A few days ago, Abby Johnson on her Facebook page called for prayers for Norma McCorvey, who was very ill. I am now hearing that McCorvey has died at age 69, having lived for 44 years in the shadow of Roe v. Wade, the Supreme Court decision that bore her pseudonym.
McCorvey went public, affirming her real identity and refusing to embrace being “Jane Roe.” Eventually, in the midst of a tumultuous life, she repudiated the Court decision and became pro-life.
On a visit to Texas last year, I went to Mass at a small chapel in downtown Dallas. The pastor turned out to be the man who had ministered to McCorvey when she professed the Catholic faith. Rather than talk about her, he demurred: “Leave her alone. She’s been too much used.”
Too much used. The attorneys who represented her in Roe can take some credit for that. For the briefest of overviews about McCorvey and the court case that thrust her into American history, read Live Action’s post from earlier this year, 7 Things You Didn’t Know About Jane Roe of Roe v. Wade.

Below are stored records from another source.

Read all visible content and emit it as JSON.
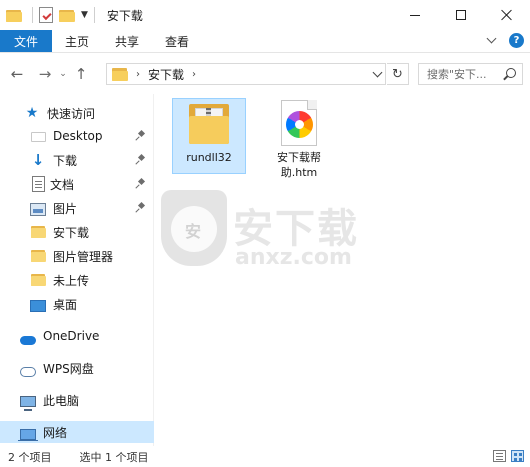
{
  "window": {
    "title": "安下载"
  },
  "ribbon": {
    "tabs": [
      "文件",
      "主页",
      "共享",
      "查看"
    ],
    "help_label": "?"
  },
  "address": {
    "crumb": "安下载",
    "search_placeholder": "搜索\"安下..."
  },
  "sidebar": {
    "quick_access": "快速访问",
    "items": [
      {
        "label": "Desktop",
        "icon": "folder-icon",
        "pinned": true
      },
      {
        "label": "下载",
        "icon": "download-icon",
        "pinned": true
      },
      {
        "label": "文档",
        "icon": "document-icon",
        "pinned": true
      },
      {
        "label": "图片",
        "icon": "pictures-icon",
        "pinned": true
      },
      {
        "label": "安下载",
        "icon": "folder-icon",
        "pinned": false
      },
      {
        "label": "图片管理器",
        "icon": "folder-icon",
        "pinned": false
      },
      {
        "label": "未上传",
        "icon": "folder-icon",
        "pinned": false
      },
      {
        "label": "桌面",
        "icon": "desktop-icon",
        "pinned": false
      }
    ],
    "onedrive": "OneDrive",
    "wps": "WPS网盘",
    "this_pc": "此电脑",
    "network": "网络"
  },
  "files": [
    {
      "name": "rundll32",
      "type": "folder",
      "selected": true
    },
    {
      "name": "安下载帮助.htm",
      "name_line1": "安下载帮",
      "name_line2": "助.htm",
      "type": "htm",
      "selected": false
    }
  ],
  "watermark": {
    "shield_char": "安",
    "text": "安下载",
    "url": "anxz.com"
  },
  "status": {
    "item_count": "2 个项目",
    "selected": "选中 1 个项目"
  },
  "colors": {
    "accent": "#1979ca",
    "selection": "#cce8ff",
    "folder": "#f6cc5c"
  }
}
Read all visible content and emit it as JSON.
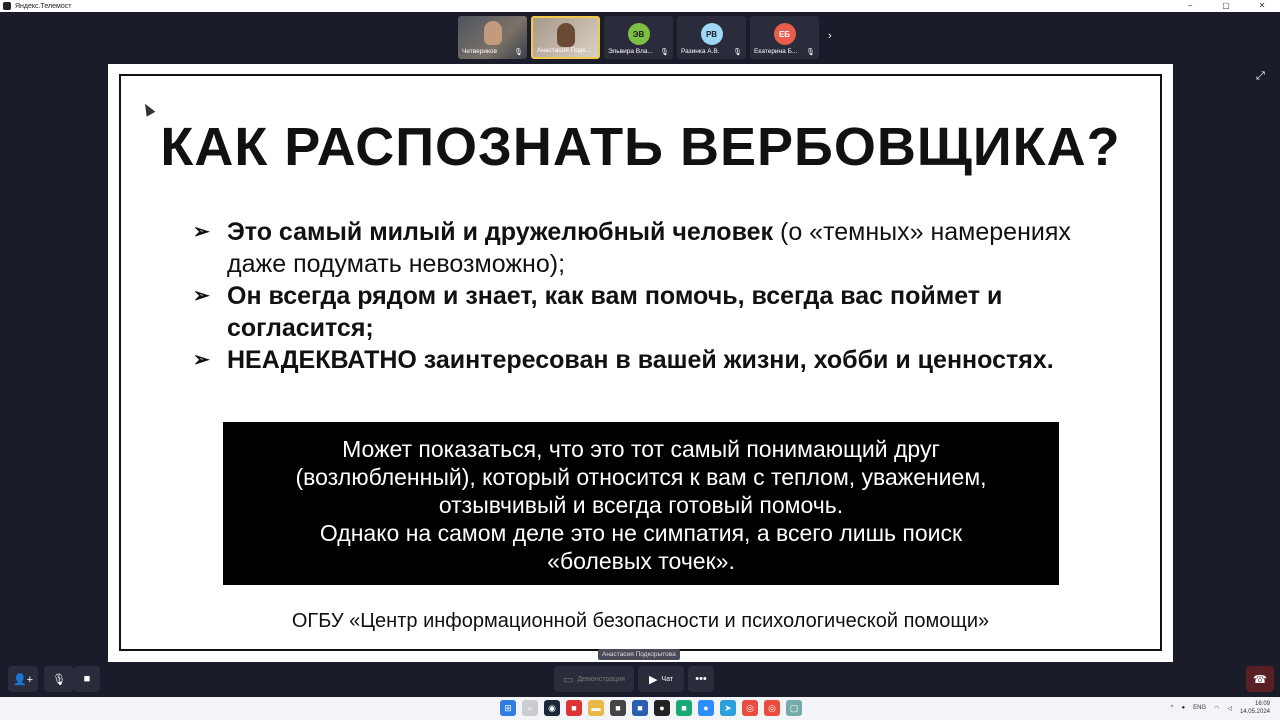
{
  "window": {
    "title": "Яндекс.Телемост",
    "minimize": "–",
    "maximize": "▢",
    "close": "✕"
  },
  "participants": [
    {
      "name": "Четвериков",
      "type": "video"
    },
    {
      "name": "Анастасия Подк...",
      "type": "video-active"
    },
    {
      "name": "Эльвира Вла...",
      "initials": "ЭВ",
      "color": "#7bc043"
    },
    {
      "name": "Разинка А.В.",
      "initials": "РВ",
      "color": "#9ed8f5"
    },
    {
      "name": "Екатерина Б...",
      "initials": "ЕБ",
      "color": "#e85c4a"
    }
  ],
  "icons": {
    "mic_off": "🎙",
    "chevron": "›",
    "expand": "⤢"
  },
  "slide": {
    "heading": "КАК РАСПОЗНАТЬ ВЕРБОВЩИКА?",
    "bullet_mark": "➢",
    "bullets": [
      {
        "bold": "Это самый милый и дружелюбный человек",
        "normal": " (о «темных» намерениях даже подумать невозможно);"
      },
      {
        "bold": "Он всегда рядом и знает, как вам помочь, всегда вас поймет и согласится;",
        "normal": ""
      },
      {
        "bold": "НЕАДЕКВАТНО заинтересован в вашей жизни, хобби и ценностях.",
        "normal": ""
      }
    ],
    "quote_lines": [
      "Может показаться, что это тот самый понимающий друг",
      "(возлюбленный), который относится к вам с теплом, уважением,",
      "отзывчивый и всегда готовый помочь.",
      "Однако на самом деле это не симпатия, а всего лишь поиск",
      "«болевых точек»."
    ],
    "footer": "ОГБУ «Центр информационной безопасности и психологической помощи»"
  },
  "tooltip": "Анастасия Подкорытова",
  "controls": {
    "add_user": "👤+",
    "mic": "🎙",
    "camera": "■",
    "demo": "Демонстрация",
    "chat": "Чат",
    "more": "•••",
    "hangup": "☎"
  },
  "taskbar": {
    "lang": "ENG",
    "time": "16:09",
    "date": "14.05.2024"
  }
}
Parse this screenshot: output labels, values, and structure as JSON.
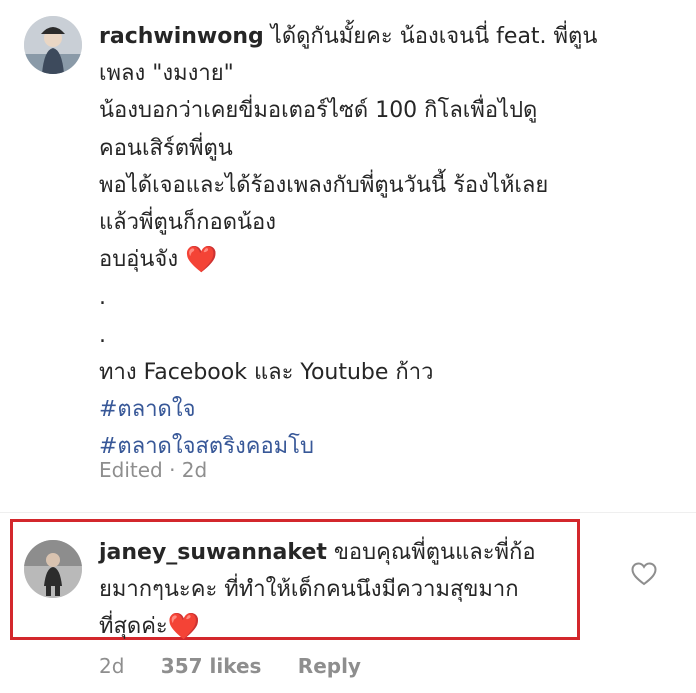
{
  "comment": {
    "username": "rachwinwong",
    "lines": [
      "ได้ดูกันมั้ยคะ น้องเจนนี่ feat. พี่ตูน",
      "เพลง \"งมงาย\"",
      "น้องบอกว่าเคยขี่มอเตอร์ไซด์ 100 กิโลเพื่อไปดู",
      "คอนเสิร์ตพี่ตูน",
      "พอได้เจอและได้ร้องเพลงกับพี่ตูนวันนี้ ร้องไห้เลย",
      "แล้วพี่ตูนก็กอดน้อง",
      "อบอุ่นจัง",
      ".",
      ".",
      "ทาง Facebook และ Youtube ก้าว"
    ],
    "heart": "❤️",
    "hashtags": [
      "#ตลาดใจ",
      "#ตลาดใจสตริงคอมโบ"
    ],
    "meta": "Edited · 2d"
  },
  "reply": {
    "username": "janey_suwannaket",
    "lines": [
      "ขอบคุณพี่ตูนและพี่ก้อ",
      "ยมากๆนะคะ ที่ทำให้เด็กคนนึงมีความสุขมาก",
      "ที่สุดค่ะ"
    ],
    "heart": "❤️",
    "time": "2d",
    "likes": "357 likes",
    "reply_label": "Reply"
  },
  "icons": {
    "like": "heart-outline-icon",
    "highlight_color": "#d3272c",
    "hashtag_color": "#385898"
  }
}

I think of her as one of the voices to trust whenever I hear an abortion advocate say “trust women.”
“I realized that my case, which legalized abortion on demand, was the biggest mistake of my life….but now I’m dedicated to spreading the truth about preserving the dignity of all human life from natural conception to natural death.”
“[I]t doesn’t make any difference what religion you are, or how young you are or how old you are, I think if they get up and go to these abortion mills, and stand there – and they don’t have to do anything, they can just stand there and pray, I think that would make a lot of difference. We have to be seen in numbers.”
May she rest in peace.